(Data about app and page elements)

■ ■ ■ ■ ■ ■ ■

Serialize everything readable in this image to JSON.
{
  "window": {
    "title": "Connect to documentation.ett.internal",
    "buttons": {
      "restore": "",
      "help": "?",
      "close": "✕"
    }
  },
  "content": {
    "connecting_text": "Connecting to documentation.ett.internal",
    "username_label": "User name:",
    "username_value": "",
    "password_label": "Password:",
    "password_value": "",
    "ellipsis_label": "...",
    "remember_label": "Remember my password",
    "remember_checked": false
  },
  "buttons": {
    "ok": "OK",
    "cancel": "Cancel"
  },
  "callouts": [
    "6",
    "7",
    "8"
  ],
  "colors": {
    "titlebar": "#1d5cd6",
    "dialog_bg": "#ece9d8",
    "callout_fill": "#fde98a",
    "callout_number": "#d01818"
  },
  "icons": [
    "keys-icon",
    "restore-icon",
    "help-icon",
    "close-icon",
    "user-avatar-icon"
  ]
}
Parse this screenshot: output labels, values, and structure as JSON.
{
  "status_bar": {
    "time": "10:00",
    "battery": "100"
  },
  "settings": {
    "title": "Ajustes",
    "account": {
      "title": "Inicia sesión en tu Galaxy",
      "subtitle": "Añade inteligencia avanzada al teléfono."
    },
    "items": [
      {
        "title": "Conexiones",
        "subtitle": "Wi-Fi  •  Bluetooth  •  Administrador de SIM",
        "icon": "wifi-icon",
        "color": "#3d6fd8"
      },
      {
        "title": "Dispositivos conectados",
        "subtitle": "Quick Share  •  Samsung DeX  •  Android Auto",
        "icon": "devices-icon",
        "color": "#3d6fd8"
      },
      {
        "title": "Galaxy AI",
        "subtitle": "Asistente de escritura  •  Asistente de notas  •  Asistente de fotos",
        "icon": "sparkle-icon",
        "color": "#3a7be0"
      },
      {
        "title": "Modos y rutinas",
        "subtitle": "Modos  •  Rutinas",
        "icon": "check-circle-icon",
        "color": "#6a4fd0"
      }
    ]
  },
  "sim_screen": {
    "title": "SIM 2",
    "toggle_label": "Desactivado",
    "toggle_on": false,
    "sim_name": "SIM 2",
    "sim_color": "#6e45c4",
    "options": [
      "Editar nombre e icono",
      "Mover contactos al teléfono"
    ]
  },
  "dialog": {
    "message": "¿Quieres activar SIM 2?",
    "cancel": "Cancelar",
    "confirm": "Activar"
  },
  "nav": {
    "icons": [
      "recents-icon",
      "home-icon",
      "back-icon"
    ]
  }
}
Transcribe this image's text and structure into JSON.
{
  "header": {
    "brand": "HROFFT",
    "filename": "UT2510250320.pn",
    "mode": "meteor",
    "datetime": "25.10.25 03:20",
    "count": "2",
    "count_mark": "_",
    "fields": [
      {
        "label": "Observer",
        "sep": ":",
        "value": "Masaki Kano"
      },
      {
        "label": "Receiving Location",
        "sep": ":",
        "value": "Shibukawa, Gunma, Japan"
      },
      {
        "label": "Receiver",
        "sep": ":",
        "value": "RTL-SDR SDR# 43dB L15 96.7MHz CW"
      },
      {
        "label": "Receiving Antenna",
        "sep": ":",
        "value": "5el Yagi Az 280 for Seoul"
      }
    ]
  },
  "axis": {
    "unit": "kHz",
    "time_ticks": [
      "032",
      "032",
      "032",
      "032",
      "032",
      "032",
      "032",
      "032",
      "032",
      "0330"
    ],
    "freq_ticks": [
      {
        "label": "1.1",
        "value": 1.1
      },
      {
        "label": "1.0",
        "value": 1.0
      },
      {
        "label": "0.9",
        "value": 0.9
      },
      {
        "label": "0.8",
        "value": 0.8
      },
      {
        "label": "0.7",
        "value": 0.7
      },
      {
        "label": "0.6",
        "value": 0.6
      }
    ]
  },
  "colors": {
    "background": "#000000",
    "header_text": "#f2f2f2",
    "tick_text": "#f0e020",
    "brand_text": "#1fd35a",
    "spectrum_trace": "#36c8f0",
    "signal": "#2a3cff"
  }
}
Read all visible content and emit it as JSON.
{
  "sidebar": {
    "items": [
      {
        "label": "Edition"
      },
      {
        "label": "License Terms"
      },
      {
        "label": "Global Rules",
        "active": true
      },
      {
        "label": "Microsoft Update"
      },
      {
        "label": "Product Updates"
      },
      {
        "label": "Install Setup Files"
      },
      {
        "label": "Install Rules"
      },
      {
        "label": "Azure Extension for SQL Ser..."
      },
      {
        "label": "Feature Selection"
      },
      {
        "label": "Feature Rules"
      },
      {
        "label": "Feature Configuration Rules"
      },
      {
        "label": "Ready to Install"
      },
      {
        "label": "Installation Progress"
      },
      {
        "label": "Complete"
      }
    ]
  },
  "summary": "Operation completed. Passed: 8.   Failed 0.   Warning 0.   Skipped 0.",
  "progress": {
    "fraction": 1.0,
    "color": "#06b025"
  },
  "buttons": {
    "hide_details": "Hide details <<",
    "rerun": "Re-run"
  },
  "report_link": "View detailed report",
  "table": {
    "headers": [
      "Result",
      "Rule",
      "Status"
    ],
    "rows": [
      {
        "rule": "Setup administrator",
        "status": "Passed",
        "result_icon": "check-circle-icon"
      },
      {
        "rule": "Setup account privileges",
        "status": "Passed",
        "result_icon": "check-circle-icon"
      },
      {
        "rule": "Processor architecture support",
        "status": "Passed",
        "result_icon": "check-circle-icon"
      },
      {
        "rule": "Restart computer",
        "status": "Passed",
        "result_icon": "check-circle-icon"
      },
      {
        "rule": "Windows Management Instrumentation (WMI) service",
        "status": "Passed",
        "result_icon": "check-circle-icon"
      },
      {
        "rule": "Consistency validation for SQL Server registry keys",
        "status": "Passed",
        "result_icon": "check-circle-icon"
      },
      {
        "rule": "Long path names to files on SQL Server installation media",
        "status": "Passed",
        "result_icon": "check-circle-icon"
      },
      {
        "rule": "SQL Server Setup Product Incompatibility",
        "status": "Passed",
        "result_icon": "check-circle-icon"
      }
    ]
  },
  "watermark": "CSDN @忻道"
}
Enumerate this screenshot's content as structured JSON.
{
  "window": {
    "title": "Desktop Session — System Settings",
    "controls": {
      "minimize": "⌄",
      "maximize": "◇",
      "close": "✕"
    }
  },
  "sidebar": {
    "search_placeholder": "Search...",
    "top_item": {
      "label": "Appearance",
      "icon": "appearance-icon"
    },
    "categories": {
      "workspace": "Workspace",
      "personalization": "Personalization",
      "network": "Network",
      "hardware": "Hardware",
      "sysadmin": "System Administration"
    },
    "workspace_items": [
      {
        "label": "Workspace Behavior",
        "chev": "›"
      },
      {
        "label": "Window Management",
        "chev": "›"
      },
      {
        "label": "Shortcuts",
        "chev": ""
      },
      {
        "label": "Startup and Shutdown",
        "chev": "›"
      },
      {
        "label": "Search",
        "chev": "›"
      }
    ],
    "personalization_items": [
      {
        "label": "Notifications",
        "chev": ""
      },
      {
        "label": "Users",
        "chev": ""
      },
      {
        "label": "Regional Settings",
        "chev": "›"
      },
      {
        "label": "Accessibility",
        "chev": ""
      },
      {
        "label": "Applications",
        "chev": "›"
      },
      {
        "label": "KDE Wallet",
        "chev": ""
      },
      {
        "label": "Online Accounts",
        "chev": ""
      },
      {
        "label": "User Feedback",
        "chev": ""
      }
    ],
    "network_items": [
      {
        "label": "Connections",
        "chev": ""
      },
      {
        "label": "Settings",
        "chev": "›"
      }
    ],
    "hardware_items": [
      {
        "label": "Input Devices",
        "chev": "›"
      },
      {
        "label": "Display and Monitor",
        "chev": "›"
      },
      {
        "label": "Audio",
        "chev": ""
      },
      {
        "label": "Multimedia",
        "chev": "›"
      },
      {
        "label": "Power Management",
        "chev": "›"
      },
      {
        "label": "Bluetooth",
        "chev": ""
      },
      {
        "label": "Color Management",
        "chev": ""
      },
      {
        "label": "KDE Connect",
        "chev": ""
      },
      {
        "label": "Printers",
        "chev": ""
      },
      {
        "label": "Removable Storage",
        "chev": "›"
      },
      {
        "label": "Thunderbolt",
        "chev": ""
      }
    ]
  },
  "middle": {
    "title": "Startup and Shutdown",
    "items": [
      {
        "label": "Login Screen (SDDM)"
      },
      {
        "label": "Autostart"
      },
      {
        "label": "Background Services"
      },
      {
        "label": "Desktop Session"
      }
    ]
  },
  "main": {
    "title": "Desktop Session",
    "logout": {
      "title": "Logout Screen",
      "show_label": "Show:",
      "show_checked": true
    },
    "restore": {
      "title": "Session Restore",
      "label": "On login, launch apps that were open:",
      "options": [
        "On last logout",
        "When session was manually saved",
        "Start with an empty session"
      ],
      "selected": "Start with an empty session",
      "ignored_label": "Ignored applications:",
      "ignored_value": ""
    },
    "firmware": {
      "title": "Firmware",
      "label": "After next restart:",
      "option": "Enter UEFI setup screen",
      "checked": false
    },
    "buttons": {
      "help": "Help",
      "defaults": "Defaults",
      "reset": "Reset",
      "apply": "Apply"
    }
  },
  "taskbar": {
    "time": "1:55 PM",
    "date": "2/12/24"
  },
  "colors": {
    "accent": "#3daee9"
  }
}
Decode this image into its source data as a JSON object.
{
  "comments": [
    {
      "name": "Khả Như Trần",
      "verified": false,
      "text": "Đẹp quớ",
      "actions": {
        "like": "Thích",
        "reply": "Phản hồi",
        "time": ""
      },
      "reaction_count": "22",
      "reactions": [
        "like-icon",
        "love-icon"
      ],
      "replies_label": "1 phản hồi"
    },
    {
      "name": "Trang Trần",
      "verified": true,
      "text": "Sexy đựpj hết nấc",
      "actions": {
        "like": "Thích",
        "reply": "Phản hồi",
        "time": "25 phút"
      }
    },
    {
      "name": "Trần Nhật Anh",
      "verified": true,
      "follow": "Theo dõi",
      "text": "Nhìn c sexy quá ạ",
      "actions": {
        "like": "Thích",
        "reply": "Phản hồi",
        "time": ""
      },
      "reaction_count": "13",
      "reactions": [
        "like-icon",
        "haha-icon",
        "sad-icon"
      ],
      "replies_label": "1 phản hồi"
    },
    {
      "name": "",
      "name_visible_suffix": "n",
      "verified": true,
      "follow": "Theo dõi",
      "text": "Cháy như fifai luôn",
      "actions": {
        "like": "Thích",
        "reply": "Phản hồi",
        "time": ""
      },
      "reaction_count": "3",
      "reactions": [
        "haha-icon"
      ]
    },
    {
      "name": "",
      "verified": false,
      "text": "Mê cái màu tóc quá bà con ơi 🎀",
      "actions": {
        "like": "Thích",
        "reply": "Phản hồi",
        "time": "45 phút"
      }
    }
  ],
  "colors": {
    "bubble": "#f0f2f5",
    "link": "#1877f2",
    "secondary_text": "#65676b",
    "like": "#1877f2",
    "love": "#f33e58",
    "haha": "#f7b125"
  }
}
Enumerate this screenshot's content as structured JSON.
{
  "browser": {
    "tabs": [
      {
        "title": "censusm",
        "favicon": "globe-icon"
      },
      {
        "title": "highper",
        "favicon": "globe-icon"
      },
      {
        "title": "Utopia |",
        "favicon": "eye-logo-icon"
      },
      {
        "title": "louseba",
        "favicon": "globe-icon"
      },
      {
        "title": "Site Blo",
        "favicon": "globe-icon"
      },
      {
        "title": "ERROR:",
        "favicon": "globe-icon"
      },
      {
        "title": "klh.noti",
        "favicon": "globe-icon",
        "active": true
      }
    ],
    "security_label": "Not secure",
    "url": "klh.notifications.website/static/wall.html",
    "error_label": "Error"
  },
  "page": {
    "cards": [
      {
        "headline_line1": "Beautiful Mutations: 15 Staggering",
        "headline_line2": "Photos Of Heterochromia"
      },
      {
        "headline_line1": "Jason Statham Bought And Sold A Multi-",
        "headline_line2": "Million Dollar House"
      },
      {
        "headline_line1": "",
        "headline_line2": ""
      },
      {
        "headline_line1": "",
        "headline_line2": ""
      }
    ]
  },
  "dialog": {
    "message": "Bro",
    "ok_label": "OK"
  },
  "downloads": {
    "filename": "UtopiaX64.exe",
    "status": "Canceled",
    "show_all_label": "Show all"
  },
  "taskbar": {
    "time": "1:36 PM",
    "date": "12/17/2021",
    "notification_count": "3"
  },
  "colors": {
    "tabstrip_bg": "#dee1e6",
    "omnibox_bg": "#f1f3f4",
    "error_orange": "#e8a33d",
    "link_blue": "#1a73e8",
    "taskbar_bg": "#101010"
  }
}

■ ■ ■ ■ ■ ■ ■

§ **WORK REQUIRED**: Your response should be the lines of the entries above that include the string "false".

§ **ANSWER SPACE**:
    "remember_checked": false
    "toggle_on": false,
      "checked": false
      "verified": false,
      "verified": false,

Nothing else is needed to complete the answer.